This morning two letters to the editor at the Herald caught my attention. From their titles I guessed that both authors were pro-choice. Pro-choice being buzz for I’m OK with killing children so long as they aren’t born yet.
Why do other people think they should control someone else’s life? …
Everyone should live their life the way their religion teaches. But decisions should be made by the person involved,…
Says declaration doesn’t guard unborn
John McCain in a recent campaign speech claimed as a pro-life Republication he believes that “life, liberty…” in the Declaration applies to the unborn.
As a progressive, I understand expanding “life” to the unborn, but I think it sounds like an activist judge talking because there is no explicit support in the document itself.
After reading both letters I found it pretty obvious that the first author was pro-choice, but I can’t really assume that of the second author, but I am suspicious. I can say though that I think the authors are both dead wrong for pretty much the same reason.
First, “other people” don’t “think they should control someone else’s life.” Other people, myself included, think that you should control your own life in a way that doesn’t harm other’s lives. As in the lives of unborn children. In lieu of your own self control, we the “other people” do have a responsibility to protect the life of unborn children in our society. That responsibility is where the second author missed the boat.
Yes their is “explicit support in the document itself.” Our founding fathers valued their God given life and they did write that view into the rules that bind our society into one nation. John McCain did have it right on this subject.
We hold these truths to be self-evident, that all men are created equal, that they are endowed by their Creator with certain unalienable Rights, that among these are Life, Liberty, and the Pursuit of Happiness.
This opening portion of our Declaration of Independence defines the base of who we are as a society. We believe that all are created equal. We believe that all are endowed by their Creator with an unalienable right to life. This is not a legal right which as such, could be denied through changes in law, but rather it is declared as a natural right. A right that is endowed by a creator and that supersedes law.
Some state constitutions in development during this era used the word “born” rather than “created.” Thomas Jefferson, who most say wrote this portion of our Declaration of Independence, could have followed suit and used the word “born”, but he didn’t. He used the word created. I think Thomas Jefferson as well as any sane person today, knows that there is a big difference between creation of life and mere birth. The people who started this nation and the people who still subscribe to its tenants believe that rights are endowed at creation.

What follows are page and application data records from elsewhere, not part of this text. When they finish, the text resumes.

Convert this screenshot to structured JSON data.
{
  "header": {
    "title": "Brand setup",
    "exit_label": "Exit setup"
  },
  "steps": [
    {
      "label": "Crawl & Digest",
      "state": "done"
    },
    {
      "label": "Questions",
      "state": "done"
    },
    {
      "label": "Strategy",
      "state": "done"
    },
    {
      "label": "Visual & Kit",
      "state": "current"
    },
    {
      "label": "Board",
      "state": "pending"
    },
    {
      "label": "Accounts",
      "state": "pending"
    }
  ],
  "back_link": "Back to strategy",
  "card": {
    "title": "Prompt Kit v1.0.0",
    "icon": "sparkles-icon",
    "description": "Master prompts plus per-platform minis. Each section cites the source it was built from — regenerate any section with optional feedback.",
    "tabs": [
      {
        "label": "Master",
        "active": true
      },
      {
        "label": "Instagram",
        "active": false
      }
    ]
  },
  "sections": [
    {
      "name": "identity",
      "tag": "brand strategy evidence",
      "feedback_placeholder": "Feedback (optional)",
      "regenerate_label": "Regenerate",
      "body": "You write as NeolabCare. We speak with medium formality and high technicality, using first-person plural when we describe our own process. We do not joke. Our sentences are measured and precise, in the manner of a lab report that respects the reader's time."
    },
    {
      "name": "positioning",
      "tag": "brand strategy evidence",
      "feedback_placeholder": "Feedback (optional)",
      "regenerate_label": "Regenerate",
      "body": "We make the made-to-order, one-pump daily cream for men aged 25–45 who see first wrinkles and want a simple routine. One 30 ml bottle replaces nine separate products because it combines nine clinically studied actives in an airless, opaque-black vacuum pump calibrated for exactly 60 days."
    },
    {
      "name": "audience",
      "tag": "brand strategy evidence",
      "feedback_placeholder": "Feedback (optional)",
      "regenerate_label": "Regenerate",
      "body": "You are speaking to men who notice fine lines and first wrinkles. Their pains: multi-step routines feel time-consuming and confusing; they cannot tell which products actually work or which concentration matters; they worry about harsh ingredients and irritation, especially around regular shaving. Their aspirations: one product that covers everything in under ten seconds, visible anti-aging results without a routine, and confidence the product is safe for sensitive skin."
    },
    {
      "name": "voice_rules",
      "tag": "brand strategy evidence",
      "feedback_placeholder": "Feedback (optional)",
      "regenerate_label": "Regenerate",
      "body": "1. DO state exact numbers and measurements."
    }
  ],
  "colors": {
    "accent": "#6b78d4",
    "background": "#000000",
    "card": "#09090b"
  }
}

Right to Life is more than just a catchy slogan, it is a tenant of our society and nation. We have a responsibility as members of this nation to secure and maintain those tenants. And if we are not bound together by participation in the tenants of our society, then we are not a society, nor a nation.